“Not actually. But I can do party tricks if you like.”
She took my hand and pulled me inside. I found myself sprawled out on the soft, cream coloured sofa, head propped up under a cushion and my long legs hanging over the end of the armrests. Next Amanda was sitting beside me, force feeding me a cup of water. All I could think of was that it felt really good to be looked after by a woman. My mother had left home when I was 15, and that was about the last time I could remember any attention from a female. If you can call being screamed at “attention.”
“You’re an idiot.”
“Nobody’s perfect. I can see aura’s though. That’s one of my party tricks, you know.”
“Have you been drinking?”
“Why does everyone keep asking me that?”
“No! Jesus, can’t a guy experience a simple lightning strike with dignity these days?”
She put her hand on my forehead. It felt so nice to be touched by a girl that I reached over and grabbed her other hand.
“Thanks,” I said. Then I fell asleep.
There was a blinding flash of light and I jerked awake in the dark. I remembered where I was, and there was that weird feeling of being in someone else’s home.
Waking up like that was something I would experience a lot during those times. It was if an electrical circuit in my brain had short-circuited while sleeping, sending a blast of electricity through my head and limbs. My whole body would twitch or jerk, often violently, and I would awaken immediately.
I knew there had been a dream, and I knew it was something profound, but I couldn’t quite remember what it was.
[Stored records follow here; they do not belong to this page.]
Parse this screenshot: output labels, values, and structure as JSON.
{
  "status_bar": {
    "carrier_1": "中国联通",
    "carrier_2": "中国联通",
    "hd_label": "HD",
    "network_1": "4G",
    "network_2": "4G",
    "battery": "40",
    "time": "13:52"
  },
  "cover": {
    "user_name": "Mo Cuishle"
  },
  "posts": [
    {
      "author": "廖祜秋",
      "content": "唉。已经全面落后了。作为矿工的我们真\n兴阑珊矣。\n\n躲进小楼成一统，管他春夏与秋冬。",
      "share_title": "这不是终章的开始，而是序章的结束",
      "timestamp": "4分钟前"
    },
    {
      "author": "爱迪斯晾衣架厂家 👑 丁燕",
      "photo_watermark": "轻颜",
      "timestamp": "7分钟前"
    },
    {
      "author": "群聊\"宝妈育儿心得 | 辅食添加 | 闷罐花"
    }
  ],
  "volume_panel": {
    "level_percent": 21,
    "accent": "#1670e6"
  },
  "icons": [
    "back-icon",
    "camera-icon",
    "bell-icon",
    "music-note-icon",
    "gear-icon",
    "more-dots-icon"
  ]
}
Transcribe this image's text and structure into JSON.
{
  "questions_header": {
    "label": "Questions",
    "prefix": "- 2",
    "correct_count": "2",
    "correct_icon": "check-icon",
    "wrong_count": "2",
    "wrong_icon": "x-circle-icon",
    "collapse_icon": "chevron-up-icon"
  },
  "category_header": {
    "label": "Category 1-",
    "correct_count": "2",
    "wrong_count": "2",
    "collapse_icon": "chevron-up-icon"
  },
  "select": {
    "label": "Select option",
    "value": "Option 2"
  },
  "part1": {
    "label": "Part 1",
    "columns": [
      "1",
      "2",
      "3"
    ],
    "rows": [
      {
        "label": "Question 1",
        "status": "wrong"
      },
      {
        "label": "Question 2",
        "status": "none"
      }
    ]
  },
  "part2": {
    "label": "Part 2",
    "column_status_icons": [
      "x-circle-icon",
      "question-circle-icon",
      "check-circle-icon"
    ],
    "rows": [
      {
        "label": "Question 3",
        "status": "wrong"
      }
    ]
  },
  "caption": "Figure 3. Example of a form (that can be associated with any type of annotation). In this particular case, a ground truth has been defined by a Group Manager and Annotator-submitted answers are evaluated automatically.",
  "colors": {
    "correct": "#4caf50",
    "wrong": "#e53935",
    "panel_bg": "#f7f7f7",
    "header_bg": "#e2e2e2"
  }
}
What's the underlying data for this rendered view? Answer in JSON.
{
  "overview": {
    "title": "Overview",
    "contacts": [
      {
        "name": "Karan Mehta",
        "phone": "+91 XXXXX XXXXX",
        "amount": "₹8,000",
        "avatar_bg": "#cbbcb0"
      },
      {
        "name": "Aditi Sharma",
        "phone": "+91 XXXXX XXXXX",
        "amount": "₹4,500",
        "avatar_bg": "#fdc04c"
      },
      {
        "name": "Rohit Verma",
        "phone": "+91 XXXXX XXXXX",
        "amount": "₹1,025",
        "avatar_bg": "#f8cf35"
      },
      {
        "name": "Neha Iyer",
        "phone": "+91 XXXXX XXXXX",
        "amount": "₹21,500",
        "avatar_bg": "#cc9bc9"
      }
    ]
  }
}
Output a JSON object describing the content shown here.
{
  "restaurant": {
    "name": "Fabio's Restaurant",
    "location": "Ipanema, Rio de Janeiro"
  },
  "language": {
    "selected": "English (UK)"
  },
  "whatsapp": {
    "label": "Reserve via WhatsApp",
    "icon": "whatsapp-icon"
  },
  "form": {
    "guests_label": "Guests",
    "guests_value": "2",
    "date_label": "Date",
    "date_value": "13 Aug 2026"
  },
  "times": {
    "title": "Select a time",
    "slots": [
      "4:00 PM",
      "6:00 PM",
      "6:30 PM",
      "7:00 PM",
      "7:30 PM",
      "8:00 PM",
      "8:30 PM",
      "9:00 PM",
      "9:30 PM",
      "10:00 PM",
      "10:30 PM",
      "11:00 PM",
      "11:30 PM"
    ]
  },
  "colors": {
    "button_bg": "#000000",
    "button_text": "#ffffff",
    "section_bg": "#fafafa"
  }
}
I began to feel my surroundings. I noted that I was still on the sofa, and I had a soft woolen blanket covering me. Quite clearly it was late. A sense of uneasiness sat with me, and I knew it was something important. After a short while, it came to me. It was the light that had disturbed me. With that thought images began to flood into my mind. The tunnel, the sprawling panoramas, the voice, the light… I was starting to remember bits and pieces of what had happened on the beach.
Somehow in the darkness it seemed OK to have these thoughts, these dreams, these visions. At night there was nobody to tell me that they were not real, no real world to have to reconcile them with, no disbelieving friends to have to explain them to, or hide them from.
I lay there for some time before deciding that sleep was the last thing I wanted. So I sat up. As my eyes adjusted to the light I could make out the curtains, big TV and the fridge. I figured that there must be a light switch near the door, and began stumbling round in the dark trying to find it. I was about to give up when the apartment door swung open. Amanda switched on the light.
“Just looking for the light.”
She looked at me in a strange kind of way, and I wasn’t sure if I was welcome or not. She had a white plastic shopping bag.
“I just went out to get a few things. Sorry, it took me a bit longer than expected. You better sit down.”
“I’m fine, really. I was just about to leave.”
“Don’t be stupid. It’s late. You should stay for the night.”
She put the shopping bag on the table and came over and pushed me back onto the lounge. Next she was handing me an apple and a glass of water.
“You look a lot better.”
“Yeah, I’m feeling better come to think of it. Wanna go out for a run?”
“Do you always have to be an idiot?”
I took a mouthful of water and a bite from the apple. That was when I realised I was sitting right beside a beautiful young woman, looking into her eyes. And she had her arm on my leg.